***** RECORD EXCERPTS *****

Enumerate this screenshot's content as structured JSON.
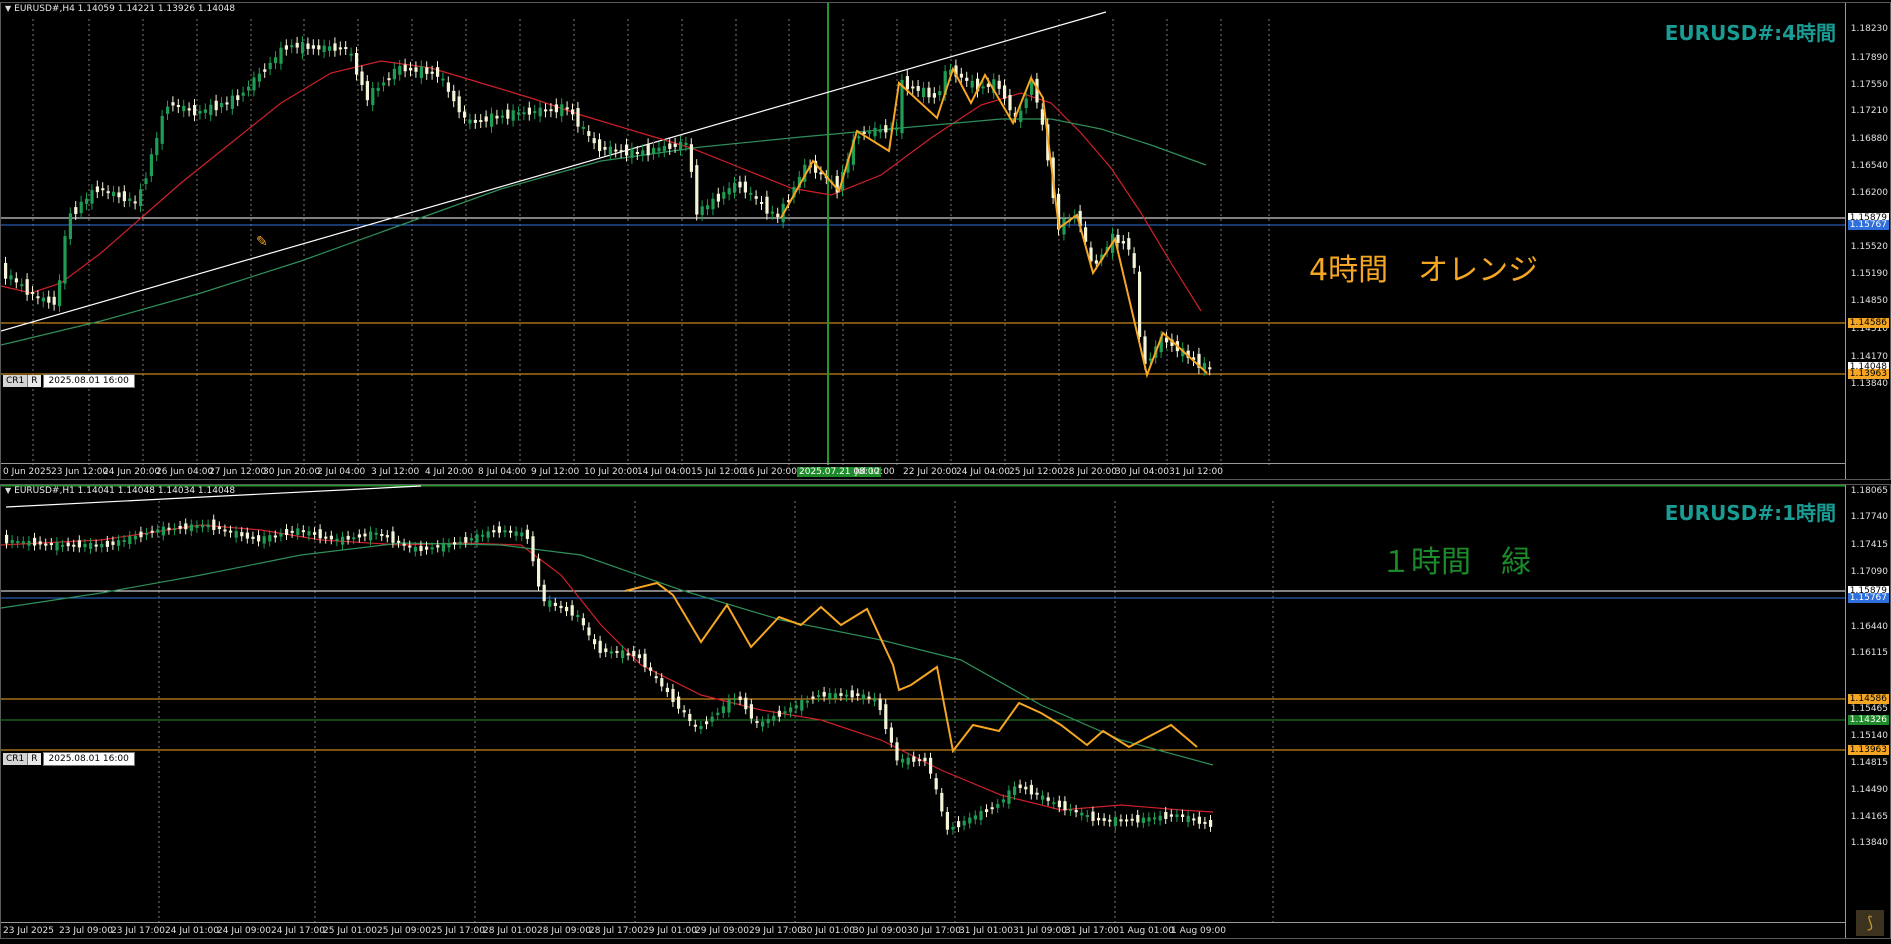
{
  "top": {
    "header": "EURUSD#,H4  1.14059 1.14221 1.13926 1.14048",
    "watermark": "EURUSD#:4時間",
    "annotation": "4時間　オレンジ",
    "annotation_color": "#f5a623",
    "date_box": "2025.08.01 16:00",
    "cr": "CR1",
    "r": "R",
    "price_ticks": [
      "1.18230",
      "1.17890",
      "1.17550",
      "1.17210",
      "1.16880",
      "1.16540",
      "1.16200",
      "1.15520",
      "1.15190",
      "1.14850",
      "1.14510",
      "1.14170",
      "1.13840"
    ],
    "price_boxes": [
      {
        "label": "1.15879",
        "bg": "#ffffff",
        "fg": "#000000"
      },
      {
        "label": "1.15767",
        "bg": "#2f6fdc",
        "fg": "#ffffff"
      },
      {
        "label": "1.14586",
        "bg": "#f5a623",
        "fg": "#000000"
      },
      {
        "label": "1.14048",
        "bg": "#ffffff",
        "fg": "#000000"
      },
      {
        "label": "1.13963",
        "bg": "#f5a623",
        "fg": "#000000"
      }
    ],
    "time_ticks": [
      "0 Jun 2025",
      "23 Jun 12:00",
      "24 Jun 20:00",
      "26 Jun 04:00",
      "27 Jun 12:00",
      "30 Jun 20:00",
      "2 Jul 04:00",
      "3 Jul 12:00",
      "4 Jul 20:00",
      "8 Jul 04:00",
      "9 Jul 12:00",
      "10 Jul 20:00",
      "14 Jul 04:00",
      "15 Jul 12:00",
      "16 Jul 20:00",
      "2025.07.21 08:00",
      "Jul 12:00",
      "22 Jul 20:00",
      "24 Jul 04:00",
      "25 Jul 12:00",
      "28 Jul 20:00",
      "30 Jul 04:00",
      "31 Jul 12:00"
    ]
  },
  "bottom": {
    "header": "EURUSD#,H1  1.14041 1.14048 1.14034 1.14048",
    "watermark": "EURUSD#:1時間",
    "annotation": "１時間　緑",
    "annotation_color": "#1a8a2a",
    "date_box": "2025.08.01 16:00",
    "cr": "CR1",
    "r": "R",
    "price_ticks": [
      "1.18065",
      "1.17740",
      "1.17415",
      "1.17090",
      "1.16765",
      "1.16440",
      "1.16115",
      "1.15465",
      "1.15140",
      "1.14815",
      "1.14490",
      "1.14165",
      "1.13840"
    ],
    "price_boxes": [
      {
        "label": "1.15879",
        "bg": "#ffffff",
        "fg": "#000000"
      },
      {
        "label": "1.15767",
        "bg": "#2f6fdc",
        "fg": "#ffffff"
      },
      {
        "label": "1.14586",
        "bg": "#f5a623",
        "fg": "#000000"
      },
      {
        "label": "1.14326",
        "bg": "#1f8a2a",
        "fg": "#ffffff"
      },
      {
        "label": "1.13963",
        "bg": "#f5a623",
        "fg": "#000000"
      }
    ],
    "time_ticks": [
      "23 Jul 2025",
      "23 Jul 09:00",
      "23 Jul 17:00",
      "24 Jul 01:00",
      "24 Jul 09:00",
      "24 Jul 17:00",
      "25 Jul 01:00",
      "25 Jul 09:00",
      "25 Jul 17:00",
      "28 Jul 01:00",
      "28 Jul 09:00",
      "28 Jul 17:00",
      "29 Jul 01:00",
      "29 Jul 09:00",
      "29 Jul 17:00",
      "30 Jul 01:00",
      "30 Jul 09:00",
      "30 Jul 17:00",
      "31 Jul 01:00",
      "31 Jul 09:00",
      "31 Jul 17:00",
      "1 Aug 01:00",
      "1 Aug 09:00"
    ]
  },
  "colors": {
    "bull": "#1f9d55",
    "bear": "#f4f4d8",
    "ma_fast": "#d0202a",
    "ma_slow": "#2f8f5a",
    "zigzag": "#f5a623",
    "grid": "#9a9a9a"
  }
}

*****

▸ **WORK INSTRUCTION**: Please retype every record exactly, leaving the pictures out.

▸ **WRITTEN REPLY**:
Enumerate this screenshot's content as structured JSON.
{
  "top": {
    "header": "EURUSD#,H4  1.14059 1.14221 1.13926 1.14048",
    "watermark": "EURUSD#:4時間",
    "annotation": "4時間　オレンジ",
    "annotation_color": "#f5a623",
    "date_box": "2025.08.01 16:00",
    "cr": "CR1",
    "r": "R",
    "price_ticks": [
      "1.18230",
      "1.17890",
      "1.17550",
      "1.17210",
      "1.16880",
      "1.16540",
      "1.16200",
      "1.15520",
      "1.15190",
      "1.14850",
      "1.14510",
      "1.14170",
      "1.13840"
    ],
    "price_boxes": [
      {
        "label": "1.15879",
        "bg": "#ffffff",
        "fg": "#000000"
      },
      {
        "label": "1.15767",
        "bg": "#2f6fdc",
        "fg": "#ffffff"
      },
      {
        "label": "1.14586",
        "bg": "#f5a623",
        "fg": "#000000"
      },
      {
        "label": "1.14048",
        "bg": "#ffffff",
        "fg": "#000000"
      },
      {
        "label": "1.13963",
        "bg": "#f5a623",
        "fg": "#000000"
      }
    ],
    "time_ticks": [
      "0 Jun 2025",
      "23 Jun 12:00",
      "24 Jun 20:00",
      "26 Jun 04:00",
      "27 Jun 12:00",
      "30 Jun 20:00",
      "2 Jul 04:00",
      "3 Jul 12:00",
      "4 Jul 20:00",
      "8 Jul 04:00",
      "9 Jul 12:00",
      "10 Jul 20:00",
      "14 Jul 04:00",
      "15 Jul 12:00",
      "16 Jul 20:00",
      "2025.07.21 08:00",
      "Jul 12:00",
      "22 Jul 20:00",
      "24 Jul 04:00",
      "25 Jul 12:00",
      "28 Jul 20:00",
      "30 Jul 04:00",
      "31 Jul 12:00"
    ]
  },
  "bottom": {
    "header": "EURUSD#,H1  1.14041 1.14048 1.14034 1.14048",
    "watermark": "EURUSD#:1時間",
    "annotation": "１時間　緑",
    "annotation_color": "#1a8a2a",
    "date_box": "2025.08.01 16:00",
    "cr": "CR1",
    "r": "R",
    "price_ticks": [
      "1.18065",
      "1.17740",
      "1.17415",
      "1.17090",
      "1.16765",
      "1.16440",
      "1.16115",
      "1.15465",
      "1.15140",
      "1.14815",
      "1.14490",
      "1.14165",
      "1.13840"
    ],
    "price_boxes": [
      {
        "label": "1.15879",
        "bg": "#ffffff",
        "fg": "#000000"
      },
      {
        "label": "1.15767",
        "bg": "#2f6fdc",
        "fg": "#ffffff"
      },
      {
        "label": "1.14586",
        "bg": "#f5a623",
        "fg": "#000000"
      },
      {
        "label": "1.14326",
        "bg": "#1f8a2a",
        "fg": "#ffffff"
      },
      {
        "label": "1.13963",
        "bg": "#f5a623",
        "fg": "#000000"
      }
    ],
    "time_ticks": [
      "23 Jul 2025",
      "23 Jul 09:00",
      "23 Jul 17:00",
      "24 Jul 01:00",
      "24 Jul 09:00",
      "24 Jul 17:00",
      "25 Jul 01:00",
      "25 Jul 09:00",
      "25 Jul 17:00",
      "28 Jul 01:00",
      "28 Jul 09:00",
      "28 Jul 17:00",
      "29 Jul 01:00",
      "29 Jul 09:00",
      "29 Jul 17:00",
      "30 Jul 01:00",
      "30 Jul 09:00",
      "30 Jul 17:00",
      "31 Jul 01:00",
      "31 Jul 09:00",
      "31 Jul 17:00",
      "1 Aug 01:00",
      "1 Aug 09:00"
    ]
  },
  "colors": {
    "bull": "#1f9d55",
    "bear": "#f4f4d8",
    "ma_fast": "#d0202a",
    "ma_slow": "#2f8f5a",
    "zigzag": "#f5a623",
    "grid": "#9a9a9a"
  }
}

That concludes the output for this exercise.